clock menu more-arrow no yes mobile

Filed under:

eBay Cuts 2014 Revenue Guidance, Signaling Lowered Holiday Expectations

The company mostly met analyst expectations for the third quarter.

Jason Del Rey has been a business journalist for 15 years and has covered Amazon, Walmart, and the e-commerce industry for the last decade. He was a senior correspondent at Vox.

EBay lowered its forecast for 2014 annual revenue, raising fears that online retailers could be in for a tough holiday season.

The company said it now expects 2014 revenue between $17.85 billion and $17.95 billion, down from previous guidance of $18 billion to $18.3 billion. The drop in guidance appears to be directly related to lowered expectations for the all-important holiday fourth quarter. The midrange of eBay’s fourth-quarter revenue projection is $4.9 billion, compared to analyst estimates of nearly $5.2 billion.

EBay’s stock was down about three percent in after-hours trading. Things could have been worse, but eBay beat analyst expectations on earnings in the third quarter and missed slightly on revenue. EBay earned 68 cents per share, excluding some items, on $4.35 billion in revenue, compared to analyst expectations of earnings per share of 67 cents on revenue of $4.37 billion.

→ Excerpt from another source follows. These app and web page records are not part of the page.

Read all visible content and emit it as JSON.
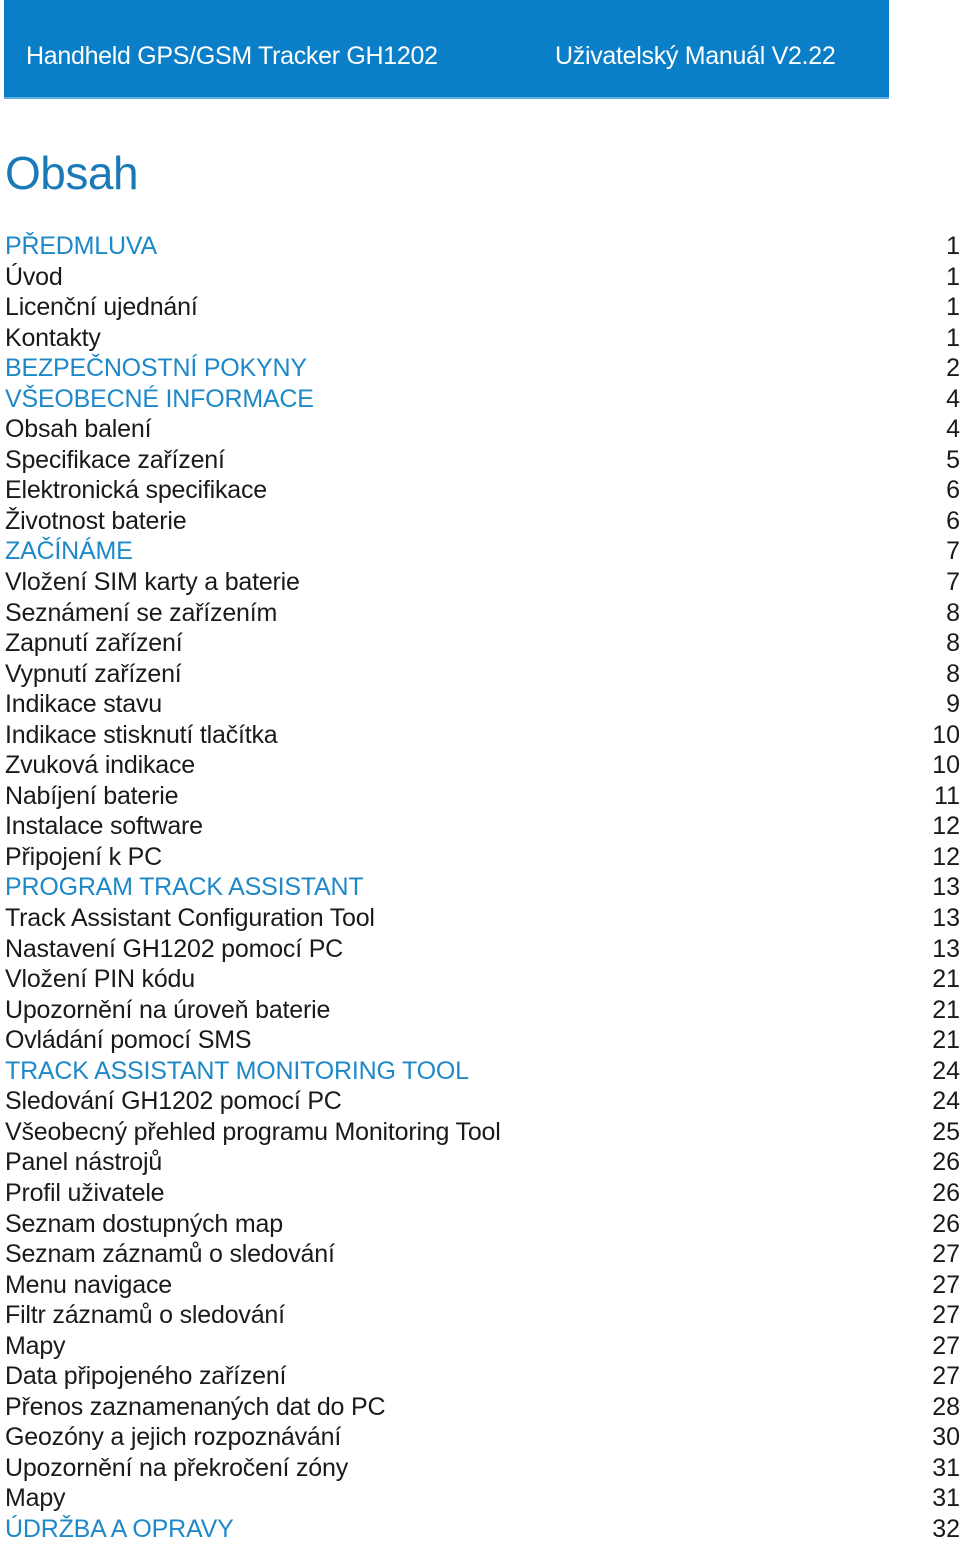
{
  "header": {
    "left": "Handheld GPS/GSM Tracker GH1202",
    "right": "Uživatelský Manuál V2.22",
    "color": "#0a7fc8"
  },
  "title": "Obsah",
  "accent_color": "#1e88c8",
  "toc": [
    {
      "label": "PŘEDMLUVA",
      "page": "1",
      "section": true
    },
    {
      "label": "Úvod",
      "page": "1",
      "section": false
    },
    {
      "label": "Licenční ujednání",
      "page": "1",
      "section": false
    },
    {
      "label": "Kontakty",
      "page": "1",
      "section": false
    },
    {
      "label": "BEZPEČNOSTNÍ POKYNY",
      "page": "2",
      "section": true
    },
    {
      "label": "VŠEOBECNÉ INFORMACE",
      "page": "4",
      "section": true
    },
    {
      "label": "Obsah balení",
      "page": "4",
      "section": false
    },
    {
      "label": "Specifikace zařízení",
      "page": "5",
      "section": false
    },
    {
      "label": "Elektronická specifikace",
      "page": "6",
      "section": false
    },
    {
      "label": "Životnost baterie",
      "page": "6",
      "section": false
    },
    {
      "label": "ZAČÍNÁME",
      "page": "7",
      "section": true
    },
    {
      "label": "Vložení SIM karty a baterie",
      "page": "7",
      "section": false
    },
    {
      "label": "Seznámení se zařízením",
      "page": "8",
      "section": false
    },
    {
      "label": "Zapnutí zařízení",
      "page": "8",
      "section": false
    },
    {
      "label": "Vypnutí zařízení",
      "page": "8",
      "section": false
    },
    {
      "label": "Indikace stavu",
      "page": "9",
      "section": false
    },
    {
      "label": "Indikace stisknutí tlačítka",
      "page": "10",
      "section": false
    },
    {
      "label": "Zvuková indikace",
      "page": "10",
      "section": false
    },
    {
      "label": "Nabíjení baterie",
      "page": "11",
      "section": false
    },
    {
      "label": "Instalace software",
      "page": "12",
      "section": false
    },
    {
      "label": "Připojení k PC",
      "page": "12",
      "section": false
    },
    {
      "label": "PROGRAM TRACK ASSISTANT",
      "page": "13",
      "section": true
    },
    {
      "label": "Track Assistant Configuration Tool",
      "page": "13",
      "section": false
    },
    {
      "label": "Nastavení GH1202 pomocí PC",
      "page": "13",
      "section": false
    },
    {
      "label": "Vložení PIN kódu",
      "page": "21",
      "section": false
    },
    {
      "label": "Upozornění na úroveň baterie",
      "page": "21",
      "section": false
    },
    {
      "label": "Ovládání pomocí SMS",
      "page": "21",
      "section": false
    },
    {
      "label": "TRACK ASSISTANT MONITORING TOOL",
      "page": "24",
      "section": true
    },
    {
      "label": "Sledování GH1202 pomocí PC",
      "page": "24",
      "section": false
    },
    {
      "label": "Všeobecný přehled programu Monitoring Tool",
      "page": "25",
      "section": false
    },
    {
      "label": "Panel nástrojů",
      "page": "26",
      "section": false
    },
    {
      "label": "Profil uživatele",
      "page": "26",
      "section": false
    },
    {
      "label": "Seznam dostupných map",
      "page": "26",
      "section": false
    },
    {
      "label": "Seznam záznamů o sledování",
      "page": "27",
      "section": false
    },
    {
      "label": "Menu navigace",
      "page": "27",
      "section": false
    },
    {
      "label": "Filtr záznamů o sledování",
      "page": "27",
      "section": false
    },
    {
      "label": "Mapy",
      "page": "27",
      "section": false
    },
    {
      "label": "Data připojeného zařízení",
      "page": "27",
      "section": false
    },
    {
      "label": "Přenos zaznamenaných dat do PC",
      "page": "28",
      "section": false
    },
    {
      "label": "Geozóny a jejich rozpoznávání",
      "page": "30",
      "section": false
    },
    {
      "label": "Upozornění na překročení zóny",
      "page": "31",
      "section": false
    },
    {
      "label": "Mapy",
      "page": "31",
      "section": false
    },
    {
      "label": "ÚDRŽBA A OPRAVY",
      "page": "32",
      "section": true
    }
  ]
}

We should get more information about the reduced guidance on the company’s call with investors at 2 pm PT. Analysts will also presumably have a ton of questions about the planned spinoff of PayPal, and what it means for both companies.

Update: On the analyst call, eBay made it clear that its core Marketplace business is still reeling from the double whammy of a hack of customer information and penalties from Google that knocked some of its pages out of Google search results. EBay required all of its users to reset their passwords as a result of the data breach. Marketplace revenue grew just six percent in the third quarter, compared to 12 percent in the same period last year.

“EBay is clearly facing some near-term challenges,” CEO John Donahoe said in prepared remarks at the beginning of the call. “It’s growth is neither what we wanted nor what we expected.”

As a result, eBay is making a series of changes to try to recover. CFO Bob Swan said the company will make adjustments to its customer login process and increase customer support to help win back users who have had to repeatedly reset their passwords. It will also increase marketing to help compensate for the hit from the hack.

EBay will also craft a new search engine optimization strategy, though the company didn’t reveal many details. The goal is to improve its rankings in Google search results following the penalty. Still, Swan warned that organic — or unpaid — search results will “not pop back up in the next one, two, three quarters.”

Swan added that the company expects to complete its spinoff of PayPal in the second half of 2015.

This article originally appeared on

Sign up for the newsletter Sign up for Vox Recommends

Get curated picks of the best Vox journalism to read, watch, and listen to every week, from our editors.